Our second desire was to provide a venue for academia and journalism to meet. This is something that happens in a lot of European daily newspapers and weekly magazines. As a result of their role as public intellectuals, European academics are perceived as having something important and relevant to say, but they also learn to calibrate their language so that a general audience can read it. In the US, however, the number of nonspecialized venues where academic research is available to a larger public is quite small; The New York Review of Books is one. But think of the New York Times, for example, and of the shameful obituaries they commissioned for Jacques Derrida and Edward Said, and you'll see how large the divide is in this country. Because of this divide, the public imagines academics have nothing fascinating or important to say about the real world, and academics imagine that the larger audience cannot and does not want to listen to what they are working on. This is just not true, or at least it does not have to be true, and we hope to be part of a larger effort to break down this divide.
The third cornerstone of the magazine is a Baroque sensibility where the idea of an omnivorous curiosity toward the world is crucial. This approach does not try to parcel the world into sections. Rather, it is a quest for understanding everything as interconnected. The cabinet of curiosity, the precursor to the specialized museum of today, is obviously a reference point for us in all this and the source of our name. This quest is an impossible one, but the desire for it needs to be encouraged because it implies an ethics, namely to care for what the world is, to care to find out how it became this way, and to care to find out how we can change it. Michel Foucault once discussed the vilification of the notion of curiosity and how we need to reintegrate it into our practices.

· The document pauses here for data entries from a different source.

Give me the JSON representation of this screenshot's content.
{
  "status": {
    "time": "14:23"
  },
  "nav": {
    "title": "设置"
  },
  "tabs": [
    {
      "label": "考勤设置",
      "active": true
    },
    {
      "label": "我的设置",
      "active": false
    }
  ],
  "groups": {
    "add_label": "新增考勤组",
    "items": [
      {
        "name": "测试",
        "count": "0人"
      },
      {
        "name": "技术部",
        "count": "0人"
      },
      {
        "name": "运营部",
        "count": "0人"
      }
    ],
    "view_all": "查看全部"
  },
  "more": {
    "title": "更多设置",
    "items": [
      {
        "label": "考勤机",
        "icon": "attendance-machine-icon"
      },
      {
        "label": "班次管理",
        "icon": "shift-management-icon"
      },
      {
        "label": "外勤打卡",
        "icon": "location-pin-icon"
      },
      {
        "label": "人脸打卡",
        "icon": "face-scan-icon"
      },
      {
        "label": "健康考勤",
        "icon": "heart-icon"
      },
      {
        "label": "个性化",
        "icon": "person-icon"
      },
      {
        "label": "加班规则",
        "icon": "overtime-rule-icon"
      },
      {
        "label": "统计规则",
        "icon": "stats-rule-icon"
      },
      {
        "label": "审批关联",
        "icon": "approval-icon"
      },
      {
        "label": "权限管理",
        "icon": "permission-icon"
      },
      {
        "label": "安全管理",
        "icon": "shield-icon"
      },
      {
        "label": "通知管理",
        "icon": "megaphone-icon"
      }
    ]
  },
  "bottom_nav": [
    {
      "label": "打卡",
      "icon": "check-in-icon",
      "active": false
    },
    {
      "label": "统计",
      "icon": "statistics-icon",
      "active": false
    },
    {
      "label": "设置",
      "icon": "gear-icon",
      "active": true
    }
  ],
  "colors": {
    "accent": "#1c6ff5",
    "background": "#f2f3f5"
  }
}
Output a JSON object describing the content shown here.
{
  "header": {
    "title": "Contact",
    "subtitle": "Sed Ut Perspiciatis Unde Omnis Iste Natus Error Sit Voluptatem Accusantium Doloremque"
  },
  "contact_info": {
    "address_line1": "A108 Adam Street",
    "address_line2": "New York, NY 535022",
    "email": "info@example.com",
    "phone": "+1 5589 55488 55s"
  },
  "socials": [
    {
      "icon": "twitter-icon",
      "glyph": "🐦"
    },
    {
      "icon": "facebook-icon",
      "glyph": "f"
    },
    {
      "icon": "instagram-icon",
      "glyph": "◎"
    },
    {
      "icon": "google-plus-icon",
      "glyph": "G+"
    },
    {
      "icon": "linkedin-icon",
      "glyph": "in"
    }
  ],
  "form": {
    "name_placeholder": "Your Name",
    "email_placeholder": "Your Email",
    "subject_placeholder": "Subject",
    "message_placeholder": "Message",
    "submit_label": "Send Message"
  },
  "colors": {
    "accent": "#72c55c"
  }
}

He points out that curiosity ignores all the hierarchies of high and low, and that it also leads to an "estrangement" of the familiar world around us. We agree with this and feel that this immersive notion of endless curiosity is very much against the way "expertise" ends up policing boundaries of disciplines, knowledge, etc.